*** DATA FOR THE TASK Section Begins ***

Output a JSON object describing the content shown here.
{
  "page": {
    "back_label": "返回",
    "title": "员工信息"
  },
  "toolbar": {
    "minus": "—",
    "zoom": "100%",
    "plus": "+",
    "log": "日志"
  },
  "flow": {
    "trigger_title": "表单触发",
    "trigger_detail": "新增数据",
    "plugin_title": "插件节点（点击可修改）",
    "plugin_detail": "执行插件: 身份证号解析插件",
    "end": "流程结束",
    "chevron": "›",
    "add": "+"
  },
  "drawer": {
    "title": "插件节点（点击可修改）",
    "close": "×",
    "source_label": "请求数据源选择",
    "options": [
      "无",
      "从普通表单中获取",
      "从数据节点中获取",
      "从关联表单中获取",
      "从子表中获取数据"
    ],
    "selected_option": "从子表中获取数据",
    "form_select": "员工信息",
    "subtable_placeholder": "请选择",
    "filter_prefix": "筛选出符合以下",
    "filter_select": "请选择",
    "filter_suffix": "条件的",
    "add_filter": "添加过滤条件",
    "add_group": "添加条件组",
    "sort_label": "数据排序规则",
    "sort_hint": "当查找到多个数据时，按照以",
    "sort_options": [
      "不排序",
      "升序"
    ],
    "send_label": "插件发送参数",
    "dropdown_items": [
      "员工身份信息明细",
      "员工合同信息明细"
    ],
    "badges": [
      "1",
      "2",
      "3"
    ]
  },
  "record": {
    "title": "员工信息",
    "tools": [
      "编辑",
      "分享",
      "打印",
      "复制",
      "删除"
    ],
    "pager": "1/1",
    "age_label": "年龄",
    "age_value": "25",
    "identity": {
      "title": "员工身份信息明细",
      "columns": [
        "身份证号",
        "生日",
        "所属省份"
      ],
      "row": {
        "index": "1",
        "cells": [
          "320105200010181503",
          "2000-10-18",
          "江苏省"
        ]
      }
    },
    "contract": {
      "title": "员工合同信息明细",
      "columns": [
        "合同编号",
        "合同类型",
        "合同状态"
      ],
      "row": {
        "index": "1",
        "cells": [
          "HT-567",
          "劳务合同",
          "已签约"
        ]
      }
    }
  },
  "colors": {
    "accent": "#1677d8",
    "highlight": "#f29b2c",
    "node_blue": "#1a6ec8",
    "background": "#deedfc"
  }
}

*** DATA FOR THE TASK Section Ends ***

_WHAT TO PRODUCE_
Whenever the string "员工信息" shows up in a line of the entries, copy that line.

_TASK OUTPUT_
    "title": "员工信息"
    "form_select": "员工信息",
    "title": "员工信息",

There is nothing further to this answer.